== Data in this exercise ==

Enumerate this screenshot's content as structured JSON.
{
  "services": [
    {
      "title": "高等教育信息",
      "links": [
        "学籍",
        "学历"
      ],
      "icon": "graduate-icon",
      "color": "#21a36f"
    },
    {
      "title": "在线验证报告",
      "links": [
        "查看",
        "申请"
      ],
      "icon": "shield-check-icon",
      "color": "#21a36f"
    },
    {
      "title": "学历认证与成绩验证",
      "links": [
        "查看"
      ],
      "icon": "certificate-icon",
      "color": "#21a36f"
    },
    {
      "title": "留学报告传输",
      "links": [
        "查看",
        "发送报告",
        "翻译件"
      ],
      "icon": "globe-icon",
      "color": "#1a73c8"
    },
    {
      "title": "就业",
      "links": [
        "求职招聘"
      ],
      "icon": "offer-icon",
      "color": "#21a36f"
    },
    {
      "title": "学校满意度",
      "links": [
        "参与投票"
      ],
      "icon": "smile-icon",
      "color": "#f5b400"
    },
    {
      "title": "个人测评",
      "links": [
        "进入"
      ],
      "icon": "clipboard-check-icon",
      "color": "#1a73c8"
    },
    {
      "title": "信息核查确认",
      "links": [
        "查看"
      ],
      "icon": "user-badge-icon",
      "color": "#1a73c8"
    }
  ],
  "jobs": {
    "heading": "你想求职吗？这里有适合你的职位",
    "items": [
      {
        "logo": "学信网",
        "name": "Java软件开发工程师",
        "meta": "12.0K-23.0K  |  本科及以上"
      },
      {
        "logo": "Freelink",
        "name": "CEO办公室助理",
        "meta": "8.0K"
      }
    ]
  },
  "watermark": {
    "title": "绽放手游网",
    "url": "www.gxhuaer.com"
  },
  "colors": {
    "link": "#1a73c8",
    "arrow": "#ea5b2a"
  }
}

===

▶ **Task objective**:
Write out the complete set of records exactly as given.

▶ **Answer space**:
Enumerate this screenshot's content as structured JSON.
{
  "services": [
    {
      "title": "高等教育信息",
      "links": [
        "学籍",
        "学历"
      ],
      "icon": "graduate-icon",
      "color": "#21a36f"
    },
    {
      "title": "在线验证报告",
      "links": [
        "查看",
        "申请"
      ],
      "icon": "shield-check-icon",
      "color": "#21a36f"
    },
    {
      "title": "学历认证与成绩验证",
      "links": [
        "查看"
      ],
      "icon": "certificate-icon",
      "color": "#21a36f"
    },
    {
      "title": "留学报告传输",
      "links": [
        "查看",
        "发送报告",
        "翻译件"
      ],
      "icon": "globe-icon",
      "color": "#1a73c8"
    },
    {
      "title": "就业",
      "links": [
        "求职招聘"
      ],
      "icon": "offer-icon",
      "color": "#21a36f"
    },
    {
      "title": "学校满意度",
      "links": [
        "参与投票"
      ],
      "icon": "smile-icon",
      "color": "#f5b400"
    },
    {
      "title": "个人测评",
      "links": [
        "进入"
      ],
      "icon": "clipboard-check-icon",
      "color": "#1a73c8"
    },
    {
      "title": "信息核查确认",
      "links": [
        "查看"
      ],
      "icon": "user-badge-icon",
      "color": "#1a73c8"
    }
  ],
  "jobs": {
    "heading": "你想求职吗？这里有适合你的职位",
    "items": [
      {
        "logo": "学信网",
        "name": "Java软件开发工程师",
        "meta": "12.0K-23.0K  |  本科及以上"
      },
      {
        "logo": "Freelink",
        "name": "CEO办公室助理",
        "meta": "8.0K"
      }
    ]
  },
  "watermark": {
    "title": "绽放手游网",
    "url": "www.gxhuaer.com"
  },
  "colors": {
    "link": "#1a73c8",
    "arrow": "#ea5b2a"
  }
}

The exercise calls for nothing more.